Materials provided:
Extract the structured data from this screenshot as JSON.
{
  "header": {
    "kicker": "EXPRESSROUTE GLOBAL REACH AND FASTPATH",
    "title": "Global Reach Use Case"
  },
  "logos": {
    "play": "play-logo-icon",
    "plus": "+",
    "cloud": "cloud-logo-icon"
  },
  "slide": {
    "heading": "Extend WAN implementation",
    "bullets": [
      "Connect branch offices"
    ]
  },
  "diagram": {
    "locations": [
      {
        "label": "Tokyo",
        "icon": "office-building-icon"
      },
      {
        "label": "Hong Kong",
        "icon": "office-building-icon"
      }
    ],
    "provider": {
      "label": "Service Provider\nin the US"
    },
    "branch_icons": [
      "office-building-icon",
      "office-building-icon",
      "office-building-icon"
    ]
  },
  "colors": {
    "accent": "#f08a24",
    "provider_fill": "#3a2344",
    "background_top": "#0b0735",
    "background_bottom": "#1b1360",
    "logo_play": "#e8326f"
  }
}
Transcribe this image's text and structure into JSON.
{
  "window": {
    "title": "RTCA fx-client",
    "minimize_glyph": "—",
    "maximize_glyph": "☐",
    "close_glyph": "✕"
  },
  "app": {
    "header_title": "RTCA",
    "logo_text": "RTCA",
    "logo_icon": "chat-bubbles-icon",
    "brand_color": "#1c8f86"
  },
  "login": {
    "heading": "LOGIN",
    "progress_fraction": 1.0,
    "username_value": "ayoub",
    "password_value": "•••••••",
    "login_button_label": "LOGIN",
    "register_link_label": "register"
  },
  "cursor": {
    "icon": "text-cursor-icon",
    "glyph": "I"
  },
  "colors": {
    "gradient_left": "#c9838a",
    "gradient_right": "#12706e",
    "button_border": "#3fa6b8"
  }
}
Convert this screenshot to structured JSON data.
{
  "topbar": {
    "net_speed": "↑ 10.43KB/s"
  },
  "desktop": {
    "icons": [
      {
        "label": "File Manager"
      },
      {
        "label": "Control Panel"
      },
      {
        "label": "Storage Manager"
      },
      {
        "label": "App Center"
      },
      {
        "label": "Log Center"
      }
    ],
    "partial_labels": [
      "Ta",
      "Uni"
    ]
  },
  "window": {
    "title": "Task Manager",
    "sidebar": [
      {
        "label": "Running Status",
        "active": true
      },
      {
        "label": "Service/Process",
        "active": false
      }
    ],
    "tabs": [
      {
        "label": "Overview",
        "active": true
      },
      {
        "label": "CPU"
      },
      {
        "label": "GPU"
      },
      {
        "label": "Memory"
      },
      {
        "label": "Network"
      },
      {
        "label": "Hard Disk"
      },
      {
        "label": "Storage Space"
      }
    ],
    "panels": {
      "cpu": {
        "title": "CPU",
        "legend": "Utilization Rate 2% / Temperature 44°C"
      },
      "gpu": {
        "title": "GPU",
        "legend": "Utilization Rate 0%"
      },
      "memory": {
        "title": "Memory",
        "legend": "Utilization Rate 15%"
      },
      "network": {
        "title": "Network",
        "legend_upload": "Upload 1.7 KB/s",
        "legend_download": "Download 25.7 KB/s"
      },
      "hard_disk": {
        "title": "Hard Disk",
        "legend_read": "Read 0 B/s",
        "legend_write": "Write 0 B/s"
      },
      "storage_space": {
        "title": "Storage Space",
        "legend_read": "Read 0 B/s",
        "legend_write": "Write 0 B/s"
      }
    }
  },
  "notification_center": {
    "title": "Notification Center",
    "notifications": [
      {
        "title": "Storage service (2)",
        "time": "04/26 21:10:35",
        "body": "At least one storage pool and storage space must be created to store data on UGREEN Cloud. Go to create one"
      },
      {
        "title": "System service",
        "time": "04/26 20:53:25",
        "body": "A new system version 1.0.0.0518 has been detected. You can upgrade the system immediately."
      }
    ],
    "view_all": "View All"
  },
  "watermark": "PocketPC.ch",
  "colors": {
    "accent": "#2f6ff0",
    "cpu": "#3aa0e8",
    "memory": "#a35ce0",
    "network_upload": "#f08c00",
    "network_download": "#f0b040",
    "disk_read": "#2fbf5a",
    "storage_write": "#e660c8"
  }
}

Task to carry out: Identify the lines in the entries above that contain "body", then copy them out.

The completed task:
        "body": "At least one storage pool and storage space must be created to store data on UGREEN Cloud. Go to create one"
        "body": "A new system version 1.0.0.0518 has been detected. You can upgrade the system immediately."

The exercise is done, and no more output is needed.